Another common trend that causes co-parenting conflict arises when one parent asks (or even merely expects) the other parent to not share certain things about their children on social media but the other parent still does.

Privacy Settings and Conflict

While social media platforms allow each person to customize their privacy settings to limit who sees what or can’t see certain things, it’s a fine line that often creates conflict in co-parenting relationships. Even with strict privacy settings, posts can be shared or captured before they are deleted, leading to lasting effects and potential legal repercussions. One day your children may stumble across the negative comments you made. Co-parents must use social media with caution and consider the potential consequences of their posts. As the saying goes, what you post can and will be used against you in a court of law.

Legal Implications

If a parent harasses, threatens, or badmouths a co-parent on social media, it’s important to understand that these actions can be used as evidence in court during custody hearings. The judge typically looks for the parent who demonstrates reasonable judgment and a willingness to cooperate for the child’s sake. Negative comments about the other parent on social media can indicate hostility and may impact custody arrangements.

Using social media to vent frustrations, rally support, or tarnish the other parent’s reputation may be seen by the court as seeking revenge rather than focusing on co-parenting. In such cases, the parent will need to explain why publicly criticizing the other parent benefits the child. Ultimately, the court’s concern is how your actions affect the child, regardless of your feelings or the other parent’s behavior.

Including Social Media Use in Parenting Plans

Many Parenting Plans that lay out parenting schedules and boundaries often contain a clause about not disparaging the other parenting, especially in the presence of the minor child. Some Parenting Plans also specifically address the limits to posting minor children on social media without consent. We get it, once each parent has legal and physical rights to a child, they should both be free to do what they choose to do with their child. That works in a perfect world. However, when it comes to co-parenting, there are boundaries and rules to follow to avoid creating a toxic co-parenting relationship and to avoid being charged with Contempt.

Additionally, many Georgia courts have an Automatic Domestic Relations Standing Order regarding the rules and laws that each party must comply with to avoid being held in contempt while custody and/or child support actions are pending. Just like with Parenting Plans, it is common that each county’s Automatic Domestic Relations Standing Order contains language to govern how the parties conduct themselves when parenting, and prohibits disparaging comments against the other side.

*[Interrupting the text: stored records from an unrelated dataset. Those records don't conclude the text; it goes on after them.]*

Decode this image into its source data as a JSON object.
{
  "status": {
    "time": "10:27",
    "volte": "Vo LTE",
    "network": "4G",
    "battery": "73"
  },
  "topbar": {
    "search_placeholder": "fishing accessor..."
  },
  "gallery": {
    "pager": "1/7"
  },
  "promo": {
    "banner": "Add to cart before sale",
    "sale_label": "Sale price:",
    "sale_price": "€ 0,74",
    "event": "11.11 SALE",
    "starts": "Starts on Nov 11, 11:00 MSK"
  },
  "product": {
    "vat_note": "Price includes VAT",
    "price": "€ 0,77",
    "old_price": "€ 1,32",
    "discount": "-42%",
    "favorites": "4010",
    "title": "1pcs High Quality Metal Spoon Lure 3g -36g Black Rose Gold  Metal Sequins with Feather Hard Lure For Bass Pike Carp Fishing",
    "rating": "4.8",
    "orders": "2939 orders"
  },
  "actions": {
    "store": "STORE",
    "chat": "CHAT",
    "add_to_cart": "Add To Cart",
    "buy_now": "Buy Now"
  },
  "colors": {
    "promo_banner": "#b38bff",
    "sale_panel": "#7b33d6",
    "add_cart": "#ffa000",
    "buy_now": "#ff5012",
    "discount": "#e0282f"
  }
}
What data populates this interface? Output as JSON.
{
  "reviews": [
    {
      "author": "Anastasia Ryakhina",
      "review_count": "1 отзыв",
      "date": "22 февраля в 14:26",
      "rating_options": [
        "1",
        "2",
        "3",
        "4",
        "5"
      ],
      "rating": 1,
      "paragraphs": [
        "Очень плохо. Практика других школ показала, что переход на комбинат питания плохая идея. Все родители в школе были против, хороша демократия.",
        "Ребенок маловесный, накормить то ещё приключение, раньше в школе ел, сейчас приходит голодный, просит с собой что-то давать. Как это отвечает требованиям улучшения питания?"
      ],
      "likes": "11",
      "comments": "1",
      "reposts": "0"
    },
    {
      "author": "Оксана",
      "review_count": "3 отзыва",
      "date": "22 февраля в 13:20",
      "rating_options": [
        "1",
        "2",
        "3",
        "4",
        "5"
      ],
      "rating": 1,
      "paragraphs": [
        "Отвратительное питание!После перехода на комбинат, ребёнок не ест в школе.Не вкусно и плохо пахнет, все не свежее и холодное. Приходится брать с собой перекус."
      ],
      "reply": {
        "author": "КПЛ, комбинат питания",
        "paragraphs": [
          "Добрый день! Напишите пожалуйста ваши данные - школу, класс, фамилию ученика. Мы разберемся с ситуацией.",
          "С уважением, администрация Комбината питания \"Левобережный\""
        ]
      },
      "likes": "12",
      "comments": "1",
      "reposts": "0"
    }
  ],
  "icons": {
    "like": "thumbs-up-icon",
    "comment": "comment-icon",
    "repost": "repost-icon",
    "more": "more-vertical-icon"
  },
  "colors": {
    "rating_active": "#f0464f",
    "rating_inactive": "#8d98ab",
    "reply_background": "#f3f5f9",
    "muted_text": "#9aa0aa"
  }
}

Maintaining a Healthy Co-Parenting Relationship

To avoid creating a toxic co-parenting relationship, it’s essential to communicate openly with the other parent and respect their expectations regarding social media posts. Even without specific clauses in the Parenting Plan, maintaining a positive and respectful attitude can help prevent conflicts and improve overall co-parenting dynamics.

Social media can greatly benefit co-parenting efforts. The key is to maintain a positive attitude and avoid sharing personal feelings publicly, especially when it concerns your child. Remember this simple truth: It’s not about mom versus dad or dad versus mom; it’s about both parents working together for the well-being of their child. Even in a custody dispute where one parent may emerge as the “winner,” it’s important to recognize that ultimately, it’s the child who suffers the loss.

Seek Legal Guidance

If you believe the other parent is violating the terms of the Parenting Plan or that the current parenting arrangement is not fair, seek the advice of a Family Law attorney

An attorney can review the terms of the plan, discuss possible routes for relief, and help you navigate the legal implications of social media use in your co-parenting relationship.